Dr. and her research team at the contributed to a multidisciplinary research project that identified the mechanism responsible for generating our fingers and toes, and revealed the importance of gene regulation in the transition of fins to limbs during evolution. Their scientific breakthrough is published in the prestigious scientific journal Science.

By combining genetic studies with mathematical modeling, the scientists provided experimental evidence supporting a theoretical model for known as the Turing mechanism. In 1952, mathematician proposed mathematical equations for , which describes how two uniformly-distributed substances, an activator and a repressor, trigger the formation of complex shapes and structures from initially-equivalent cells.

“The Turing model for pattern formation has long remained under debate, mostly due to the lack of experimental data supporting it,” explains Dr. Rushikesh Sheth, postdoctoral fellow in Dr. Kmita’s laboratory and co-first author of the study. “By studying the role of during limb development, we were able to show, for the first time, that the patterning process that generates our fingers and toes relies on a Turing-like mechanism.”

In humans, as in other mammals, the embryo’s development is controlled, in part, by “architect” genes known as Hox genes. These genes are essential to the proper positioning of the body’s architecture, and define the nature and function of cells that form organs and skeletal elements.

“Our genetic study suggested that Hox genes act as modulators of a Turing-like mechanism, which was further supported by mathematical tests performed by our collaborators, Dr. and his team,” adds Dr. Marie Kmita, Director of the Genetics and Development research unit at the IRCM. “Moreover, we showed that drastically reducing the dose of Hox genes in mice transforms fingers into structures reminiscent of the extremities of fish fins. These findings further support the key role of Hox genes in the transition of fins to limbs during evolution, one of the most important anatomical innovations associated with the transition from aquatic to terrestrial life.”

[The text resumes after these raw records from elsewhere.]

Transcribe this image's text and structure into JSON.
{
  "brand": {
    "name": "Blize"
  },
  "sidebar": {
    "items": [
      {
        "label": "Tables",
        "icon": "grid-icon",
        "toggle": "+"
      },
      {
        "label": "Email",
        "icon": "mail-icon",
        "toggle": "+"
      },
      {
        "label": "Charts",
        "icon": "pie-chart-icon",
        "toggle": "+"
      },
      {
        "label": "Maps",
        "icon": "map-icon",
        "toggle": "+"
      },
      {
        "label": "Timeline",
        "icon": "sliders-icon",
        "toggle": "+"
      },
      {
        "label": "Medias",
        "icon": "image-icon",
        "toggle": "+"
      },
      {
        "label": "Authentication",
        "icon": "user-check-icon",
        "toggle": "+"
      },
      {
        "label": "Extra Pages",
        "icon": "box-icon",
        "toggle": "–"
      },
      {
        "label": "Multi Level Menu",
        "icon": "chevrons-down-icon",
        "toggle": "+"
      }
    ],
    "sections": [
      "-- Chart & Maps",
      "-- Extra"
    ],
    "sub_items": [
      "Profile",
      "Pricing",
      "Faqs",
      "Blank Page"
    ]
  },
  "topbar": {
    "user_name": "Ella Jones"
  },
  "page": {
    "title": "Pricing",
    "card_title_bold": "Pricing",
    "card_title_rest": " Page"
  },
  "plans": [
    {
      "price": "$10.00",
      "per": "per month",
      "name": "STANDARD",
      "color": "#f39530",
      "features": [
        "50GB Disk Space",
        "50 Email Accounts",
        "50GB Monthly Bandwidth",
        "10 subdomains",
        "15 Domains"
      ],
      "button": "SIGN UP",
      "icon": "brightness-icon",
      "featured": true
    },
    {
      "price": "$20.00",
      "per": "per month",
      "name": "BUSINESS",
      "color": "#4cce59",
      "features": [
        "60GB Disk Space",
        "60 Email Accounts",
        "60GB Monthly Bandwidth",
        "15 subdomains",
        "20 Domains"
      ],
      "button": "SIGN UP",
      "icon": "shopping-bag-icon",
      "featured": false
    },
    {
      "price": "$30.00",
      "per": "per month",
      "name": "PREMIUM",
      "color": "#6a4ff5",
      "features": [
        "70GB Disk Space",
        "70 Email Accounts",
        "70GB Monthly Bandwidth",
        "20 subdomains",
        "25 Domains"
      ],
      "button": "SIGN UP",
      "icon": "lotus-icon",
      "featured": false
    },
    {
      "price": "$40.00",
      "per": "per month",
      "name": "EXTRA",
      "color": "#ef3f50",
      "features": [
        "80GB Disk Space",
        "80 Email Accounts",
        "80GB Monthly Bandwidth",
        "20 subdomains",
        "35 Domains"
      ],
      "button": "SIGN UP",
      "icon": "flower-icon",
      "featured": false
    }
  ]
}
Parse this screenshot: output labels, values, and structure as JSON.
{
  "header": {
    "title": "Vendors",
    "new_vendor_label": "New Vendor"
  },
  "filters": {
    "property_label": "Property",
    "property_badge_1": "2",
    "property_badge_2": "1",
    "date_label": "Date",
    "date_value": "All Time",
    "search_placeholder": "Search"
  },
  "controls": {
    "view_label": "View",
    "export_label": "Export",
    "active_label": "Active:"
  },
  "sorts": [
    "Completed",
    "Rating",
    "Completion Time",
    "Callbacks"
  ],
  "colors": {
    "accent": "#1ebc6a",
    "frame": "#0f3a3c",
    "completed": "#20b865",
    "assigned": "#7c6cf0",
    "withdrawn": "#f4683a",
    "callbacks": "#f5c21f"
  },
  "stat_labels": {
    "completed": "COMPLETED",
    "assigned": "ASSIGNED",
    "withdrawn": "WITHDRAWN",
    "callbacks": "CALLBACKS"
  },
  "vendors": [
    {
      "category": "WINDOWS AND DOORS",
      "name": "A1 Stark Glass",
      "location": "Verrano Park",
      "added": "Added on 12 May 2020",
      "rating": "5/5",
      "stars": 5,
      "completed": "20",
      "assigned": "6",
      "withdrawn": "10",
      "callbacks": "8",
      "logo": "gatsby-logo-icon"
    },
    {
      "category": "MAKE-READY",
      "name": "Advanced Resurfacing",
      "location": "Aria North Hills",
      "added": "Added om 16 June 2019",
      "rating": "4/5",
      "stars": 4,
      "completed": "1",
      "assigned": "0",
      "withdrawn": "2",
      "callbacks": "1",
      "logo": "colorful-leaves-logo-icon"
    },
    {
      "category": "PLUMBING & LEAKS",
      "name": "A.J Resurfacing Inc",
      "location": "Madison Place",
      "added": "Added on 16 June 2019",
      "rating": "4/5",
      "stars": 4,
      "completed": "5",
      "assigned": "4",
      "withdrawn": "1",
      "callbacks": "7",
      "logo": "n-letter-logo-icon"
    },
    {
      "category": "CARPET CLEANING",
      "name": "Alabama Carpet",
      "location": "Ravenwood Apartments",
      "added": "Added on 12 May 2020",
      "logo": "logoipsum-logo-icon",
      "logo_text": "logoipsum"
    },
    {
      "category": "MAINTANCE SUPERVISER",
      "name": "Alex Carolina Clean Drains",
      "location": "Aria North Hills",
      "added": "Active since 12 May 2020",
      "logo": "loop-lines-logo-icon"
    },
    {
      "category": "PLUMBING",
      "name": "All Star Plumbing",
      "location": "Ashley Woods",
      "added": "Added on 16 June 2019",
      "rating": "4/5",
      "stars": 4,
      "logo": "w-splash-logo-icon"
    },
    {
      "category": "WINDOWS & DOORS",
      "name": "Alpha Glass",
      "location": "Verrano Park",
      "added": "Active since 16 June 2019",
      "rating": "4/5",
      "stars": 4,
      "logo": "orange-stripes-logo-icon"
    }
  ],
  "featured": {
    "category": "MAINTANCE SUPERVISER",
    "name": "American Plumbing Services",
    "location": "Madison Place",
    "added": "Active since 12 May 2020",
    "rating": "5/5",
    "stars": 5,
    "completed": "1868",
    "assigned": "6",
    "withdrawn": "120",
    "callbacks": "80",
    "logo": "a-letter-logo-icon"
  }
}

The study published in Science was a collaborative project between the teams supervised by Drs. Marie Kmita (IRCM), James Sharpe (CRG Barcelona, Spain) and Maria A. Ros (University of Cantabria, Spain). The research conducted at the IRCM was funded by the Canadian Institutes of Health Research and the Canada Research Chairs Program. The article’s second first author Is Luciano Marcon from the European Molecular Biology Laboratory (EMBL) and the Pompeu Fabra University in Spain.

For more information on this scientific breakthrough, please refer to the article summary published online by Science: http://www.sciencemag.org/content/338/6113/1476.

Marie Kmita obtained a PhD in cell and molecular biology from the Université de Reims in France. She is an Associate IRCM Research Professor and Director of the Genetics and Development research unit. Dr. Kmita is also Assistant Professor-Researcher in the Department of Medicine (accreditation in molecular biology) at the Université de Montréal, and Adjunct Professor in the Department of Medicine (Division of Experimental Medicine) and the Department of Biology at McGill University. Dr. Kmita holds the Canada Research Chair in Molecular Embryology and Genetics.

Institut de recherches cliniques de Montreal